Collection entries
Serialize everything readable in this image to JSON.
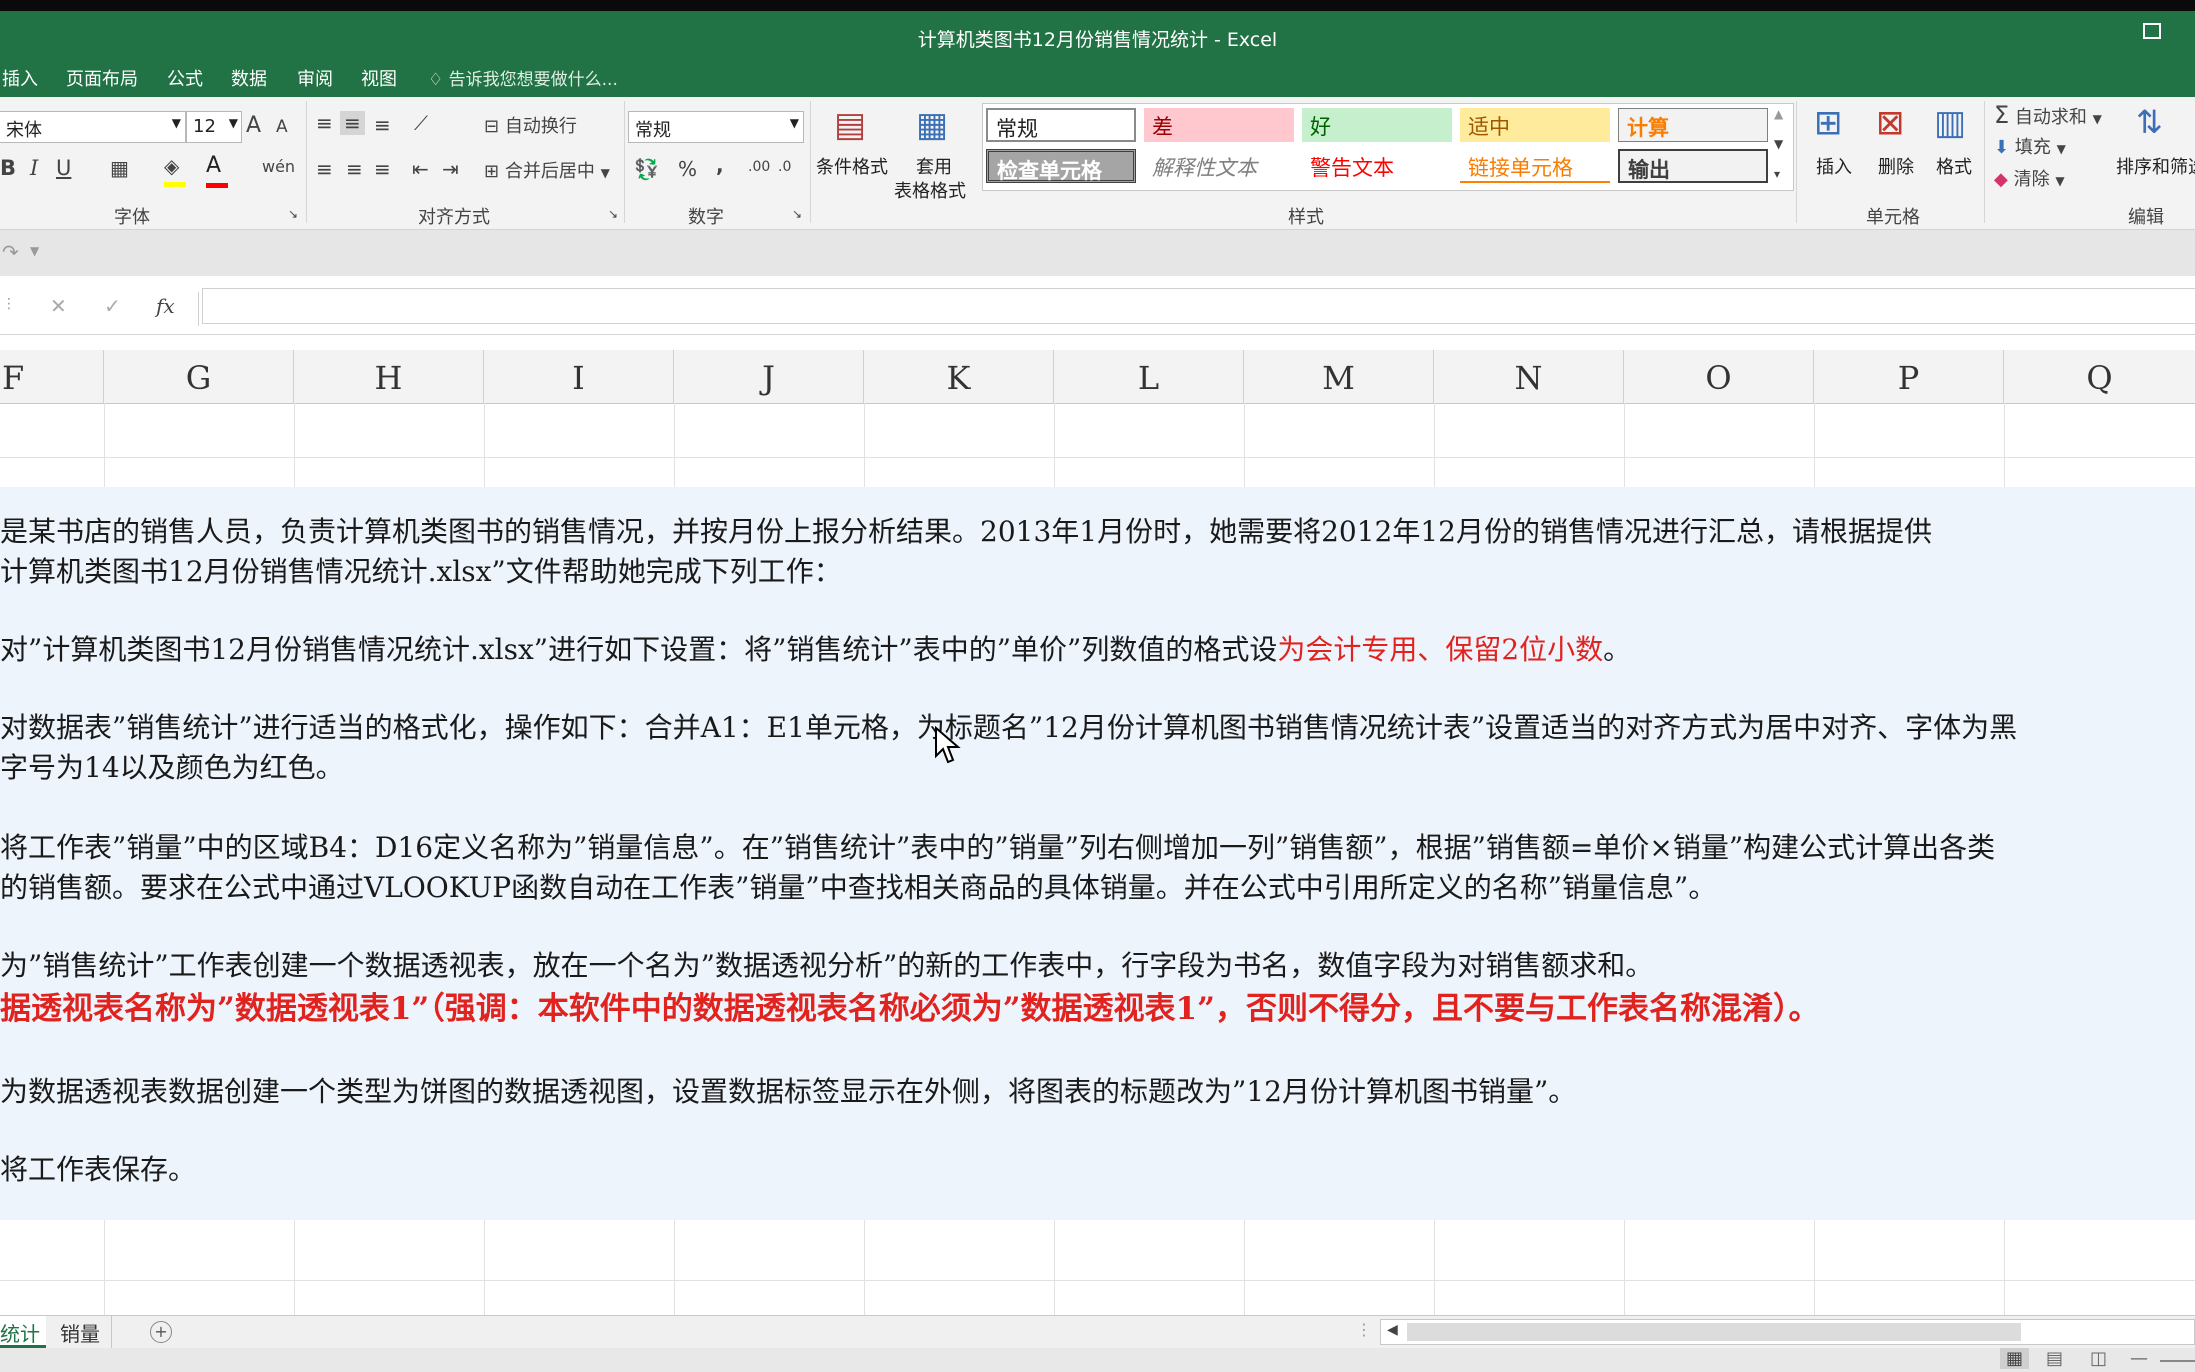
{
  "window": {
    "title": "计算机类图书12月份销售情况统计 - Excel"
  },
  "menu": {
    "items": [
      "插入",
      "页面布局",
      "公式",
      "数据",
      "审阅",
      "视图"
    ],
    "tell_me": "告诉我您想要做什么..."
  },
  "ribbon": {
    "font": {
      "name": "宋体",
      "size": "12",
      "bold": "B",
      "italic": "I",
      "underline": "U",
      "grow": "A",
      "shrink": "A",
      "label": "字体"
    },
    "align": {
      "wrap": "自动换行",
      "merge": "合并后居中",
      "label": "对齐方式"
    },
    "number": {
      "format": "常规",
      "percent": "%",
      "comma": ",",
      "label": "数字"
    },
    "styles": {
      "cond_format": "条件格式",
      "table_format_1": "套用",
      "table_format_2": "表格格式",
      "cells_row1": [
        "常规",
        "差",
        "好",
        "适中",
        "计算"
      ],
      "cells_row2": [
        "检查单元格",
        "解释性文本",
        "警告文本",
        "链接单元格",
        "输出"
      ],
      "label": "样式"
    },
    "cells": {
      "insert": "插入",
      "delete": "删除",
      "format": "格式",
      "label": "单元格"
    },
    "editing": {
      "autosum": "自动求和",
      "fill": "填充",
      "clear": "清除",
      "sort": "排序和筛选",
      "label": "编辑"
    }
  },
  "formula_bar": {
    "cancel": "✕",
    "enter": "✓",
    "fx": "fx",
    "value": ""
  },
  "columns": [
    "F",
    "G",
    "H",
    "I",
    "J",
    "K",
    "L",
    "M",
    "N",
    "O",
    "P",
    "Q"
  ],
  "content": {
    "l1": "是某书店的销售人员，负责计算机类图书的销售情况，并按月份上报分析结果。2013年1月份时，她需要将2012年12月份的销售情况进行汇总，请根据提供",
    "l2": "计算机类图书12月份销售情况统计.xlsx”文件帮助她完成下列工作：",
    "l3a": "对”计算机类图书12月份销售情况统计.xlsx”进行如下设置：将”销售统计”表中的”单价”列数值的格式设",
    "l3b": "为会计专用、保留2位小数",
    "l3c": "。",
    "l4": "对数据表”销售统计”进行适当的格式化，操作如下：合并A1：E1单元格，为标题名”12月份计算机图书销售情况统计表”设置适当的对齐方式为居中对齐、字体为黑",
    "l5": "字号为14以及颜色为红色。",
    "l6": "将工作表”销量”中的区域B4：D16定义名称为”销量信息”。在”销售统计”表中的”销量”列右侧增加一列”销售额”，根据”销售额=单价×销量”构建公式计算出各类",
    "l7": "的销售额。要求在公式中通过VLOOKUP函数自动在工作表”销量”中查找相关商品的具体销量。并在公式中引用所定义的名称”销量信息”。",
    "l8": "为”销售统计”工作表创建一个数据透视表，放在一个名为”数据透视分析”的新的工作表中，行字段为书名，数值字段为对销售额求和。",
    "l9": "据透视表名称为”数据透视表1”（强调：本软件中的数据透视表名称必须为”数据透视表1”，否则不得分，且不要与工作表名称混淆）。",
    "l10": "为数据透视表数据创建一个类型为饼图的数据透视图，设置数据标签显示在外侧，将图表的标题改为”12月份计算机图书销量”。",
    "l11": "将工作表保存。"
  },
  "sheets": {
    "tab1": "统计",
    "tab2": "销量",
    "add": "+"
  },
  "colors": {
    "excel_green": "#217346",
    "red_text": "#e1231f",
    "box_bg": "#edf4fc"
  }
}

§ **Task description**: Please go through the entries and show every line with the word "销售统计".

§ **Expected answer**:
    "l3a": "对”计算机类图书12月份销售情况统计.xlsx”进行如下设置：将”销售统计”表中的”单价”列数值的格式设",
    "l4": "对数据表”销售统计”进行适当的格式化，操作如下：合并A1：E1单元格，为标题名”12月份计算机图书销售情况统计表”设置适当的对齐方式为居中对齐、字体为黑",
    "l6": "将工作表”销量”中的区域B4：D16定义名称为”销量信息”。在”销售统计”表中的”销量”列右侧增加一列”销售额”，根据”销售额=单价×销量”构建公式计算出各类",
    "l8": "为”销售统计”工作表创建一个数据透视表，放在一个名为”数据透视分析”的新的工作表中，行字段为书名，数值字段为对销售额求和。",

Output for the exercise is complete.